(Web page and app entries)
◇ ◇ ◇ ◇ ◇ ◇ ◇
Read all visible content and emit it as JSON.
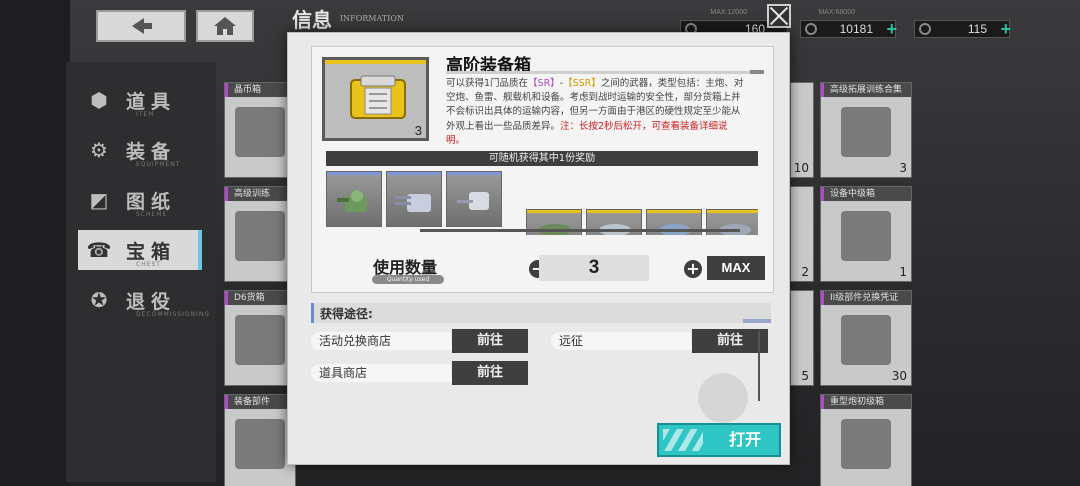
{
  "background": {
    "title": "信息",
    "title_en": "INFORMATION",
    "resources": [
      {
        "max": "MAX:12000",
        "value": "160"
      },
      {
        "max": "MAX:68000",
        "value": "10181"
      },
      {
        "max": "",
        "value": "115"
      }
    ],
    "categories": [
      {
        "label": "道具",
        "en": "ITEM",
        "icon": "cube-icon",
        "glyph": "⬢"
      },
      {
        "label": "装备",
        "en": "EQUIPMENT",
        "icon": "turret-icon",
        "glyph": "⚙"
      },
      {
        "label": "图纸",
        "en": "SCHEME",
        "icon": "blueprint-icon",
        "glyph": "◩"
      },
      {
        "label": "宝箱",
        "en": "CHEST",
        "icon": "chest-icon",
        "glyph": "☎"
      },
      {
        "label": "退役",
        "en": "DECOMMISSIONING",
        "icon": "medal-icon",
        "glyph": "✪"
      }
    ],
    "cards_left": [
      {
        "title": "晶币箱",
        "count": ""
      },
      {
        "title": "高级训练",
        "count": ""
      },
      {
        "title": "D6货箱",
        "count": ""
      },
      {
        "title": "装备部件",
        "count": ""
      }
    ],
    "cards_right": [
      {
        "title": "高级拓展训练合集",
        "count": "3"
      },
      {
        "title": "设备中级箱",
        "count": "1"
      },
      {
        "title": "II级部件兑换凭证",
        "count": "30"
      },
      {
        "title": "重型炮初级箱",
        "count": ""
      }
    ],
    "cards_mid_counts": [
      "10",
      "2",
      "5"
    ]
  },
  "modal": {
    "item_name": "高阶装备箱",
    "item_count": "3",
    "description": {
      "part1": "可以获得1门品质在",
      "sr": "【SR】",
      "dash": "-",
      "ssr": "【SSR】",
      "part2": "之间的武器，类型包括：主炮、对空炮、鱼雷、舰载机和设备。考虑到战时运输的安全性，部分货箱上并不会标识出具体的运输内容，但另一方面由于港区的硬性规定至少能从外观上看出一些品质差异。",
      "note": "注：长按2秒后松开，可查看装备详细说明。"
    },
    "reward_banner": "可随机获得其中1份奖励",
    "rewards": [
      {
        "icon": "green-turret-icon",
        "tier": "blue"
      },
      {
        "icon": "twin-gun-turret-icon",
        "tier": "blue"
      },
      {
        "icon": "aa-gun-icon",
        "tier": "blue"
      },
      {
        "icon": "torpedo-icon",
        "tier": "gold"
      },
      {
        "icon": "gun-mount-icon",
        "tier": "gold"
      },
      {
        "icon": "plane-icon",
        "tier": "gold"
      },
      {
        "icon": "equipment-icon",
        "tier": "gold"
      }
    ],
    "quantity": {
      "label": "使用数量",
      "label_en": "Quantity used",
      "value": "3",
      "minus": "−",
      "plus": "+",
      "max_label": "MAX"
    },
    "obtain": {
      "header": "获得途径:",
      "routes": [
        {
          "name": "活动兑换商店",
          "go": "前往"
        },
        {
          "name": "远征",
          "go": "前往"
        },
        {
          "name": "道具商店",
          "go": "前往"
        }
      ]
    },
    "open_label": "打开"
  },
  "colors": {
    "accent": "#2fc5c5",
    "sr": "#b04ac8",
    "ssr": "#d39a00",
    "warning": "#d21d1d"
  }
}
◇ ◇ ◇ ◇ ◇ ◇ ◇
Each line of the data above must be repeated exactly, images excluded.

## Output for this task
Read all visible content and emit it as JSON.
{
  "background": {
    "title": "信息",
    "title_en": "INFORMATION",
    "resources": [
      {
        "max": "MAX:12000",
        "value": "160"
      },
      {
        "max": "MAX:68000",
        "value": "10181"
      },
      {
        "max": "",
        "value": "115"
      }
    ],
    "categories": [
      {
        "label": "道具",
        "en": "ITEM",
        "icon": "cube-icon",
        "glyph": "⬢"
      },
      {
        "label": "装备",
        "en": "EQUIPMENT",
        "icon": "turret-icon",
        "glyph": "⚙"
      },
      {
        "label": "图纸",
        "en": "SCHEME",
        "icon": "blueprint-icon",
        "glyph": "◩"
      },
      {
        "label": "宝箱",
        "en": "CHEST",
        "icon": "chest-icon",
        "glyph": "☎"
      },
      {
        "label": "退役",
        "en": "DECOMMISSIONING",
        "icon": "medal-icon",
        "glyph": "✪"
      }
    ],
    "cards_left": [
      {
        "title": "晶币箱",
        "count": ""
      },
      {
        "title": "高级训练",
        "count": ""
      },
      {
        "title": "D6货箱",
        "count": ""
      },
      {
        "title": "装备部件",
        "count": ""
      }
    ],
    "cards_right": [
      {
        "title": "高级拓展训练合集",
        "count": "3"
      },
      {
        "title": "设备中级箱",
        "count": "1"
      },
      {
        "title": "II级部件兑换凭证",
        "count": "30"
      },
      {
        "title": "重型炮初级箱",
        "count": ""
      }
    ],
    "cards_mid_counts": [
      "10",
      "2",
      "5"
    ]
  },
  "modal": {
    "item_name": "高阶装备箱",
    "item_count": "3",
    "description": {
      "part1": "可以获得1门品质在",
      "sr": "【SR】",
      "dash": "-",
      "ssr": "【SSR】",
      "part2": "之间的武器，类型包括：主炮、对空炮、鱼雷、舰载机和设备。考虑到战时运输的安全性，部分货箱上并不会标识出具体的运输内容，但另一方面由于港区的硬性规定至少能从外观上看出一些品质差异。",
      "note": "注：长按2秒后松开，可查看装备详细说明。"
    },
    "reward_banner": "可随机获得其中1份奖励",
    "rewards": [
      {
        "icon": "green-turret-icon",
        "tier": "blue"
      },
      {
        "icon": "twin-gun-turret-icon",
        "tier": "blue"
      },
      {
        "icon": "aa-gun-icon",
        "tier": "blue"
      },
      {
        "icon": "torpedo-icon",
        "tier": "gold"
      },
      {
        "icon": "gun-mount-icon",
        "tier": "gold"
      },
      {
        "icon": "plane-icon",
        "tier": "gold"
      },
      {
        "icon": "equipment-icon",
        "tier": "gold"
      }
    ],
    "quantity": {
      "label": "使用数量",
      "label_en": "Quantity used",
      "value": "3",
      "minus": "−",
      "plus": "+",
      "max_label": "MAX"
    },
    "obtain": {
      "header": "获得途径:",
      "routes": [
        {
          "name": "活动兑换商店",
          "go": "前往"
        },
        {
          "name": "远征",
          "go": "前往"
        },
        {
          "name": "道具商店",
          "go": "前往"
        }
      ]
    },
    "open_label": "打开"
  },
  "colors": {
    "accent": "#2fc5c5",
    "sr": "#b04ac8",
    "ssr": "#d39a00",
    "warning": "#d21d1d"
  }
}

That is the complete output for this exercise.